WHAT TO DO — Work through the entries below and report how many lines include "title". The number alone is the answer.

(Beginning of RECORDS PROVIDED)

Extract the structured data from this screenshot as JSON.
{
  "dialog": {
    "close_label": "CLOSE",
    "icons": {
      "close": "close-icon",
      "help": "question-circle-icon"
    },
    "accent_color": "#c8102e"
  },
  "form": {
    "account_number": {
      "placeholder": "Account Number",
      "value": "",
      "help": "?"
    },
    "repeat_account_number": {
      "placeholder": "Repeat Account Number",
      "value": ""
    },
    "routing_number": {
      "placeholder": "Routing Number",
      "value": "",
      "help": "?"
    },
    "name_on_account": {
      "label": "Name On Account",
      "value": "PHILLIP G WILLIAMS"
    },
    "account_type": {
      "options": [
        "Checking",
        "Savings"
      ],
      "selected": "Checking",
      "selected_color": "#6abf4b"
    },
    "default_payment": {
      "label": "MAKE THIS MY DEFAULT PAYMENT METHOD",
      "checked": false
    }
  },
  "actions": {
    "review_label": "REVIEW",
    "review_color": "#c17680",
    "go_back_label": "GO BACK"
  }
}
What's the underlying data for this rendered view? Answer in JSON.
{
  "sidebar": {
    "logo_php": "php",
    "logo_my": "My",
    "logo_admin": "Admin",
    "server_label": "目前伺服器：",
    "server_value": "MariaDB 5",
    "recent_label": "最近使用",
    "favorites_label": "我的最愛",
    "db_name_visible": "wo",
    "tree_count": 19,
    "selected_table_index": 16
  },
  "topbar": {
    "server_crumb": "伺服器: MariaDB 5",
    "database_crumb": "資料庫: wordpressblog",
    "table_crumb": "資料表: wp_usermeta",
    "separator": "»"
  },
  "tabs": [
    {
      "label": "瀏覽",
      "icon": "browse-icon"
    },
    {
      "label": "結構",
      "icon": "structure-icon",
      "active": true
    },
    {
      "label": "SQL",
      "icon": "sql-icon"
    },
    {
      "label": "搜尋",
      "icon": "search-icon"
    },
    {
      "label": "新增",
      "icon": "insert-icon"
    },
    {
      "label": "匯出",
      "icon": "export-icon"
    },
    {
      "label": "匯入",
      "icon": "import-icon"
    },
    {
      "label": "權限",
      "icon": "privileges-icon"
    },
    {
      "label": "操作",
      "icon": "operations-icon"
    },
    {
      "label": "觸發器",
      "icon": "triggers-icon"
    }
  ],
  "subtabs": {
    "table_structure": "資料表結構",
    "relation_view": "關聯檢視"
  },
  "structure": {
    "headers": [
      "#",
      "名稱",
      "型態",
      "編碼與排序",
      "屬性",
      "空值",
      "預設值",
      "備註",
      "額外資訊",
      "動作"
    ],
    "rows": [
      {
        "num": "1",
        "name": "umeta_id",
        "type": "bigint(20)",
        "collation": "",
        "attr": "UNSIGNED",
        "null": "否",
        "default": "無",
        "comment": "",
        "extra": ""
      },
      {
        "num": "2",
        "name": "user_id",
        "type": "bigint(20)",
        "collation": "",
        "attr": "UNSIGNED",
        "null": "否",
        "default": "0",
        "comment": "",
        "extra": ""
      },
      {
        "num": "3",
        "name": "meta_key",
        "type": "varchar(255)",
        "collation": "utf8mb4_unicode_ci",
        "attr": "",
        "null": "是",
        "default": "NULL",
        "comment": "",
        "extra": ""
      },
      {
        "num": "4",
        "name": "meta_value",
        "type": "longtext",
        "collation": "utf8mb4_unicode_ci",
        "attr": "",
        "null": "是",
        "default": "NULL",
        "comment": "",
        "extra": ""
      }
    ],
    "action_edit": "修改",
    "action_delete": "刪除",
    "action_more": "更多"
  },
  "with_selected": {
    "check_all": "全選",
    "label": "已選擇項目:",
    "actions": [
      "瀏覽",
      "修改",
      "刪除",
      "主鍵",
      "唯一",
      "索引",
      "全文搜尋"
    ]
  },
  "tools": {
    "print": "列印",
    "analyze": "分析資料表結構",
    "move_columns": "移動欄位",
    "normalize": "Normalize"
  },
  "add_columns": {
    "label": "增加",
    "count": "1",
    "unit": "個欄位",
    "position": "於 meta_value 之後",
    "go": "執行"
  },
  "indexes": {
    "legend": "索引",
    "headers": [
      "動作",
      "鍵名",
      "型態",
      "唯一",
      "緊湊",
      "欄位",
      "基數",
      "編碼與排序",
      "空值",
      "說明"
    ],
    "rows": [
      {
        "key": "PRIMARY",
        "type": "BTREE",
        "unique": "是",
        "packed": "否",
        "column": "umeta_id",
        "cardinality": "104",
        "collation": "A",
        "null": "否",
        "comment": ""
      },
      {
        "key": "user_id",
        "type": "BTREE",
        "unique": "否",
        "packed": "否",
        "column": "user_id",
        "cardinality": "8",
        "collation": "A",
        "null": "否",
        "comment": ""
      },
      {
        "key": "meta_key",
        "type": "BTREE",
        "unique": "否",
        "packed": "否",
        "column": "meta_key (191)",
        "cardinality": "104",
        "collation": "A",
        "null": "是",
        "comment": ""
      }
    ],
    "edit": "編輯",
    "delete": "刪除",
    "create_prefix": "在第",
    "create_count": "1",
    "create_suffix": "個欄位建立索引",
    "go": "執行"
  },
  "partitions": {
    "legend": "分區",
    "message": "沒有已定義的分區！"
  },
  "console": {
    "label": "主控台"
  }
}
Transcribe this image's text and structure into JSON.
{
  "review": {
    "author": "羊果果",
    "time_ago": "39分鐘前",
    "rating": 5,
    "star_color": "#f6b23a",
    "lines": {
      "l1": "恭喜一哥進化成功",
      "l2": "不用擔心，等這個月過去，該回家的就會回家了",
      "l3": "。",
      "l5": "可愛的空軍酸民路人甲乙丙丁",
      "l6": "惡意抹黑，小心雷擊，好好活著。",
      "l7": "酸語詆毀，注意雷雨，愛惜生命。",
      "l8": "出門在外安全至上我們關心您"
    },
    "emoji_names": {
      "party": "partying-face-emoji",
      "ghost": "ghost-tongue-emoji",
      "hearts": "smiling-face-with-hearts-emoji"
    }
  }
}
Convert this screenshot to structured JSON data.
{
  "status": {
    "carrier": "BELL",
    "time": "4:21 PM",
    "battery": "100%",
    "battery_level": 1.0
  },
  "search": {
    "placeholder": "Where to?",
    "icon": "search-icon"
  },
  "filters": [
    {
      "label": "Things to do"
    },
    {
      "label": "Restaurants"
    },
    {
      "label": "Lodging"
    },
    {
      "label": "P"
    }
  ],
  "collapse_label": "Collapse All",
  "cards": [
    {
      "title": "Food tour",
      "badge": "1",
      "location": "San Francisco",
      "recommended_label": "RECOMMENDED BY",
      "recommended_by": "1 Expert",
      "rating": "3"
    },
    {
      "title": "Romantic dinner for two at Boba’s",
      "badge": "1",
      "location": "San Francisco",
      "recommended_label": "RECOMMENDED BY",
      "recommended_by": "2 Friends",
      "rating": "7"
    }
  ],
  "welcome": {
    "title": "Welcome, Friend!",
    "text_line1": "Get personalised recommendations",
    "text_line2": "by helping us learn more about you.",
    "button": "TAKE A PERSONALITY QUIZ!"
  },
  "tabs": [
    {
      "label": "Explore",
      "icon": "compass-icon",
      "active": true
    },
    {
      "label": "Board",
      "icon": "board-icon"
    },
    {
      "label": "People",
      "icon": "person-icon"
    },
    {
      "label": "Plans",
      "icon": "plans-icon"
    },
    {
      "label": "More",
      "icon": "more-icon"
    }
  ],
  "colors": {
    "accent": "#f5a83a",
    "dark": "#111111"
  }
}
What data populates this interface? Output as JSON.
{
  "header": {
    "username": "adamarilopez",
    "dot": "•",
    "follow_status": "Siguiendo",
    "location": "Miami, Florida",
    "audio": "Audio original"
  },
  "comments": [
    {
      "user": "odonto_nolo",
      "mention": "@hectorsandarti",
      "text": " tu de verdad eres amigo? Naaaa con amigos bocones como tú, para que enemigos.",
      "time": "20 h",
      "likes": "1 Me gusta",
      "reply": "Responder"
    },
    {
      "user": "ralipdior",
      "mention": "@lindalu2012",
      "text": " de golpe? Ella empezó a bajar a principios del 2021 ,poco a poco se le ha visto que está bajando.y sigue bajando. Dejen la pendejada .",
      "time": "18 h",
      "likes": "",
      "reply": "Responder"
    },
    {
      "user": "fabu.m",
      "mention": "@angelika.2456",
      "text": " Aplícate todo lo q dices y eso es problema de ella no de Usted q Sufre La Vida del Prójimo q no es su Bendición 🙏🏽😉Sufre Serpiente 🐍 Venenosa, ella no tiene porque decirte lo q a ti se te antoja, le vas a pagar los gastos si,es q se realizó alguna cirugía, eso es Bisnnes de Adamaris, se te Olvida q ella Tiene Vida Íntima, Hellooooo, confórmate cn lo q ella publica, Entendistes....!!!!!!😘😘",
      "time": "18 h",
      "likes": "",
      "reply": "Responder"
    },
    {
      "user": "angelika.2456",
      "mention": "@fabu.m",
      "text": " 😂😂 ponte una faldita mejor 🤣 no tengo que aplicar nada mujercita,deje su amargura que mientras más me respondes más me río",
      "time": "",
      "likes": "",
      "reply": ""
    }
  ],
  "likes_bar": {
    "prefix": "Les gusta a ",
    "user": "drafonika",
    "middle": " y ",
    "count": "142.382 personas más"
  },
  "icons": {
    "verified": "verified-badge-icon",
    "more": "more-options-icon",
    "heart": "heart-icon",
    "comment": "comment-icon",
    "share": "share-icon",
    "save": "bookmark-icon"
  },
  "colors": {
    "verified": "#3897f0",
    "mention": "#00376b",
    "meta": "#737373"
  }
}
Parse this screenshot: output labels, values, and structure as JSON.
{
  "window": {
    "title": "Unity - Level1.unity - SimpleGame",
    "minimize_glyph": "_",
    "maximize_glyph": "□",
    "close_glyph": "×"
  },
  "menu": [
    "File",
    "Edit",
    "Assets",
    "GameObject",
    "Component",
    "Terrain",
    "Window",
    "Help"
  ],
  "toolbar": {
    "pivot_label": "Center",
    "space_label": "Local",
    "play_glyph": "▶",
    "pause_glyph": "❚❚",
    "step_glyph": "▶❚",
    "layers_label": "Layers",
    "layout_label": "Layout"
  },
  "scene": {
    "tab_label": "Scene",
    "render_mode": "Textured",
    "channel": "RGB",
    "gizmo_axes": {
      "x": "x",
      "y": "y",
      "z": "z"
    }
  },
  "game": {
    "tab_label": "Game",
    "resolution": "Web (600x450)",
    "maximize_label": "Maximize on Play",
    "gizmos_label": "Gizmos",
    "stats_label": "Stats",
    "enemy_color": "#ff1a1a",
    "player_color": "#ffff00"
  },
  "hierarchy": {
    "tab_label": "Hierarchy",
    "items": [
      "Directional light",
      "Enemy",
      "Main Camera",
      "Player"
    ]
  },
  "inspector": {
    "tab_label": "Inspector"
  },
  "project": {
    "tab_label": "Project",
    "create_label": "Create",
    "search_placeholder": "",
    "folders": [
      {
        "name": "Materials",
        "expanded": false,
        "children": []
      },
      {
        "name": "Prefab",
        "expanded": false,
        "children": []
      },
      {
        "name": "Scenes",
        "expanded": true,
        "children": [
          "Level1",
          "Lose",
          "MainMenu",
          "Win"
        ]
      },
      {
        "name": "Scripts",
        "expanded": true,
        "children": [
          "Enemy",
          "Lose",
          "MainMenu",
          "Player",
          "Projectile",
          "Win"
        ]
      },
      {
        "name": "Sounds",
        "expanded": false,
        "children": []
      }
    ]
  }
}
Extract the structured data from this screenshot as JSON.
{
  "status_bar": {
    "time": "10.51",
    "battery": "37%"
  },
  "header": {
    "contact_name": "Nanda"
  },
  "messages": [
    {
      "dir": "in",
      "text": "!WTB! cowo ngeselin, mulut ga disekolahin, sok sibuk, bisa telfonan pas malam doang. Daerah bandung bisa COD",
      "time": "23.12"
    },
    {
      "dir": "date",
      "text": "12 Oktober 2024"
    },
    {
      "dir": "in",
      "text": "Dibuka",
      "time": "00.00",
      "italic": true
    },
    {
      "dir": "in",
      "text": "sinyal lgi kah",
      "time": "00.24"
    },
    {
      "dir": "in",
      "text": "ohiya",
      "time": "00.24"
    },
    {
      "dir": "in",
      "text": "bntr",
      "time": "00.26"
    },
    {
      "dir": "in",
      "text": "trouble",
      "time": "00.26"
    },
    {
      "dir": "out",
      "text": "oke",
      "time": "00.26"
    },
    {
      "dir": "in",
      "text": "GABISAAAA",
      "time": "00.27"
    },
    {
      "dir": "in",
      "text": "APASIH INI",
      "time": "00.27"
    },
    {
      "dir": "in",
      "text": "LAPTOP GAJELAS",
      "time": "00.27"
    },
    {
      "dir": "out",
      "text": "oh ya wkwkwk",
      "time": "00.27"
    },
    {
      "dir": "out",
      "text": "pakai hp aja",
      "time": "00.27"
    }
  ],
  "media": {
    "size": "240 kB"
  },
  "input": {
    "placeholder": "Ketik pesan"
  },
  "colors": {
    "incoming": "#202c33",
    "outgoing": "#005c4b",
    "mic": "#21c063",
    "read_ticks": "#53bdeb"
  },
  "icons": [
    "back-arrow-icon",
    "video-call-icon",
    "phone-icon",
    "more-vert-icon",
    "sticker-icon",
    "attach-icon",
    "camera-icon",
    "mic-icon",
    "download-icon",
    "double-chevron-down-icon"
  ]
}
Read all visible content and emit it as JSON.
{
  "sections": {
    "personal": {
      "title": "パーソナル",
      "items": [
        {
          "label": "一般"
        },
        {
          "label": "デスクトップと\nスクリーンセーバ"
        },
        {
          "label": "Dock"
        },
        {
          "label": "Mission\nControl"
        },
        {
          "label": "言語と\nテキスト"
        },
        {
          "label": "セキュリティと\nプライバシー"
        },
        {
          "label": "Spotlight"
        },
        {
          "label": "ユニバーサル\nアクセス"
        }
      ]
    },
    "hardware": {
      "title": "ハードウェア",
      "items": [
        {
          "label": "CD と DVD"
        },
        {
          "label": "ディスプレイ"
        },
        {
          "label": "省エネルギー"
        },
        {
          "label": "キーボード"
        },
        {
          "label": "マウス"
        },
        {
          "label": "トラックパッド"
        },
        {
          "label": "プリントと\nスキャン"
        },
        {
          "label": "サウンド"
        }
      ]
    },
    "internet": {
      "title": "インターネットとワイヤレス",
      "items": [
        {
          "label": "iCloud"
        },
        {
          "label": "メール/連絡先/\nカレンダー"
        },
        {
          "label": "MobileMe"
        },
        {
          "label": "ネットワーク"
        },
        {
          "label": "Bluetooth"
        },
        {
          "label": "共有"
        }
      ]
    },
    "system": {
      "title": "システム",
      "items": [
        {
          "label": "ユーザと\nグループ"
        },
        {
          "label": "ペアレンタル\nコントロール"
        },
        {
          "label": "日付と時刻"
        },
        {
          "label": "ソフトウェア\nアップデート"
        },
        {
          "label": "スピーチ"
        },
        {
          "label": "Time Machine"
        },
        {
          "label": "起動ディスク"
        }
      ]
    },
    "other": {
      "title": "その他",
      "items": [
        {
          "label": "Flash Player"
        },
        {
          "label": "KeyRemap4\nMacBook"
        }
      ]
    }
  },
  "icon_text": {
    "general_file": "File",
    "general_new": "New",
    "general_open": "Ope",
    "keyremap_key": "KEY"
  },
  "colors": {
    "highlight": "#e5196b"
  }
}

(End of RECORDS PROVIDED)

SOLUTION TO THIS PROBLEM — 9